▶ [Exercise aim] Return every record below exactly as written, omitting any pictures.

*** Provided data ***

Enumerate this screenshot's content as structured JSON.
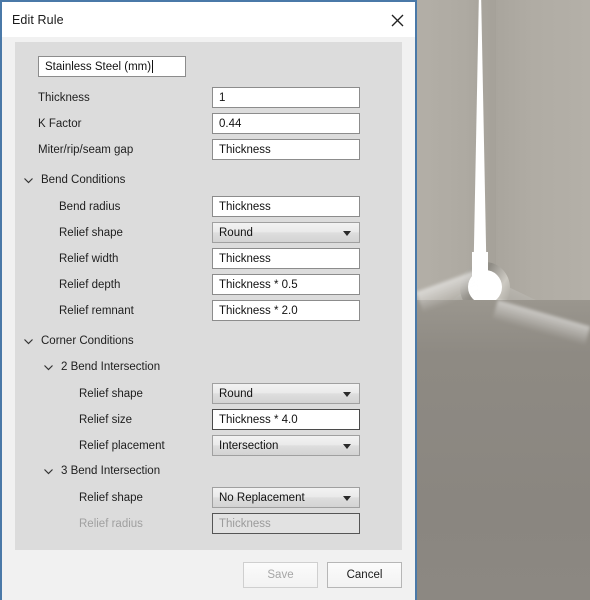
{
  "window": {
    "title": "Edit Rule",
    "close_icon": "close-icon",
    "accent_border": "#4a79a8"
  },
  "rule": {
    "name_value": "Stainless Steel (mm)",
    "name_placeholder": "Rule name"
  },
  "top_fields": [
    {
      "label": "Thickness",
      "type": "text",
      "value": "1"
    },
    {
      "label": "K Factor",
      "type": "text",
      "value": "0.44"
    },
    {
      "label": "Miter/rip/seam gap",
      "type": "text",
      "value": "Thickness"
    }
  ],
  "bend_conditions": {
    "title": "Bend Conditions",
    "expanded": true,
    "chevron_icon": "chevron-down-icon",
    "fields": [
      {
        "label": "Bend radius",
        "type": "text",
        "value": "Thickness"
      },
      {
        "label": "Relief shape",
        "type": "select",
        "value": "Round"
      },
      {
        "label": "Relief width",
        "type": "text",
        "value": "Thickness"
      },
      {
        "label": "Relief depth",
        "type": "text",
        "value": "Thickness * 0.5"
      },
      {
        "label": "Relief remnant",
        "type": "text",
        "value": "Thickness * 2.0"
      }
    ]
  },
  "corner_conditions": {
    "title": "Corner Conditions",
    "expanded": true,
    "chevron_icon": "chevron-down-icon",
    "subgroups": [
      {
        "title": "2 Bend Intersection",
        "expanded": true,
        "chevron_icon": "chevron-down-icon",
        "fields": [
          {
            "label": "Relief shape",
            "type": "select",
            "value": "Round"
          },
          {
            "label": "Relief size",
            "type": "text",
            "value": "Thickness * 4.0",
            "focused": true
          },
          {
            "label": "Relief placement",
            "type": "select",
            "value": "Intersection"
          }
        ]
      },
      {
        "title": "3 Bend Intersection",
        "expanded": true,
        "chevron_icon": "chevron-down-icon",
        "fields": [
          {
            "label": "Relief shape",
            "type": "select",
            "value": "No Replacement"
          },
          {
            "label": "Relief radius",
            "type": "text",
            "value": "Thickness",
            "disabled": true
          }
        ]
      }
    ]
  },
  "footer": {
    "save_label": "Save",
    "save_disabled": true,
    "cancel_label": "Cancel"
  }
}
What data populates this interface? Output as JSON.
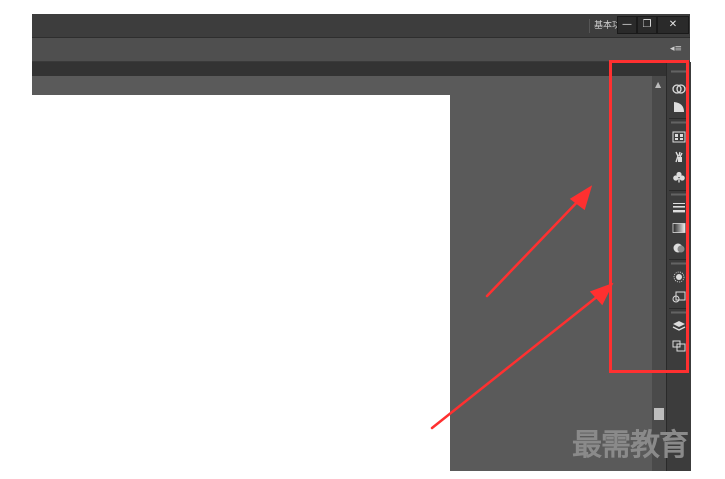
{
  "titlebar": {
    "workspace_label": "基本功能",
    "workspace_caret": "▾",
    "minimize": "—",
    "restore": "❐",
    "close": "✕"
  },
  "optionsbar": {
    "collapse_glyph": "◂≡"
  },
  "scroll": {
    "up": "▲"
  },
  "colors": {
    "highlight": "#ff3030",
    "chrome_dark": "#3d3d3d",
    "pasteboard": "#5a5a5a",
    "watermark": "#8a8a8a"
  },
  "panel_dock": {
    "icons": [
      "color-guide-icon",
      "gradient-wedge-icon",
      "swatches-icon",
      "brushes-icon",
      "symbols-icon",
      "stroke-icon",
      "gradient-icon",
      "transparency-icon",
      "appearance-icon",
      "graphic-styles-icon",
      "layers-icon",
      "artboards-icon"
    ]
  },
  "watermark": "最需教育"
}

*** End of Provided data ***

▶ [Exercise output]
Enumerate this screenshot's content as structured JSON.
{
  "window": {
    "title": "Edit Rule",
    "close_icon": "close-icon",
    "accent_border": "#4a79a8"
  },
  "rule": {
    "name_value": "Stainless Steel (mm)",
    "name_placeholder": "Rule name"
  },
  "top_fields": [
    {
      "label": "Thickness",
      "type": "text",
      "value": "1"
    },
    {
      "label": "K Factor",
      "type": "text",
      "value": "0.44"
    },
    {
      "label": "Miter/rip/seam gap",
      "type": "text",
      "value": "Thickness"
    }
  ],
  "bend_conditions": {
    "title": "Bend Conditions",
    "expanded": true,
    "chevron_icon": "chevron-down-icon",
    "fields": [
      {
        "label": "Bend radius",
        "type": "text",
        "value": "Thickness"
      },
      {
        "label": "Relief shape",
        "type": "select",
        "value": "Round"
      },
      {
        "label": "Relief width",
        "type": "text",
        "value": "Thickness"
      },
      {
        "label": "Relief depth",
        "type": "text",
        "value": "Thickness * 0.5"
      },
      {
        "label": "Relief remnant",
        "type": "text",
        "value": "Thickness * 2.0"
      }
    ]
  },
  "corner_conditions": {
    "title": "Corner Conditions",
    "expanded": true,
    "chevron_icon": "chevron-down-icon",
    "subgroups": [
      {
        "title": "2 Bend Intersection",
        "expanded": true,
        "chevron_icon": "chevron-down-icon",
        "fields": [
          {
            "label": "Relief shape",
            "type": "select",
            "value": "Round"
          },
          {
            "label": "Relief size",
            "type": "text",
            "value": "Thickness * 4.0",
            "focused": true
          },
          {
            "label": "Relief placement",
            "type": "select",
            "value": "Intersection"
          }
        ]
      },
      {
        "title": "3 Bend Intersection",
        "expanded": true,
        "chevron_icon": "chevron-down-icon",
        "fields": [
          {
            "label": "Relief shape",
            "type": "select",
            "value": "No Replacement"
          },
          {
            "label": "Relief radius",
            "type": "text",
            "value": "Thickness",
            "disabled": true
          }
        ]
      }
    ]
  },
  "footer": {
    "save_label": "Save",
    "save_disabled": true,
    "cancel_label": "Cancel"
  }
}
What data populates this interface? Output as JSON.
{
  "titlebar": {
    "workspace_label": "基本功能",
    "workspace_caret": "▾",
    "minimize": "—",
    "restore": "❐",
    "close": "✕"
  },
  "optionsbar": {
    "collapse_glyph": "◂≡"
  },
  "scroll": {
    "up": "▲"
  },
  "colors": {
    "highlight": "#ff3030",
    "chrome_dark": "#3d3d3d",
    "pasteboard": "#5a5a5a",
    "watermark": "#8a8a8a"
  },
  "panel_dock": {
    "icons": [
      "color-guide-icon",
      "gradient-wedge-icon",
      "swatches-icon",
      "brushes-icon",
      "symbols-icon",
      "stroke-icon",
      "gradient-icon",
      "transparency-icon",
      "appearance-icon",
      "graphic-styles-icon",
      "layers-icon",
      "artboards-icon"
    ]
  },
  "watermark": "最需教育"
}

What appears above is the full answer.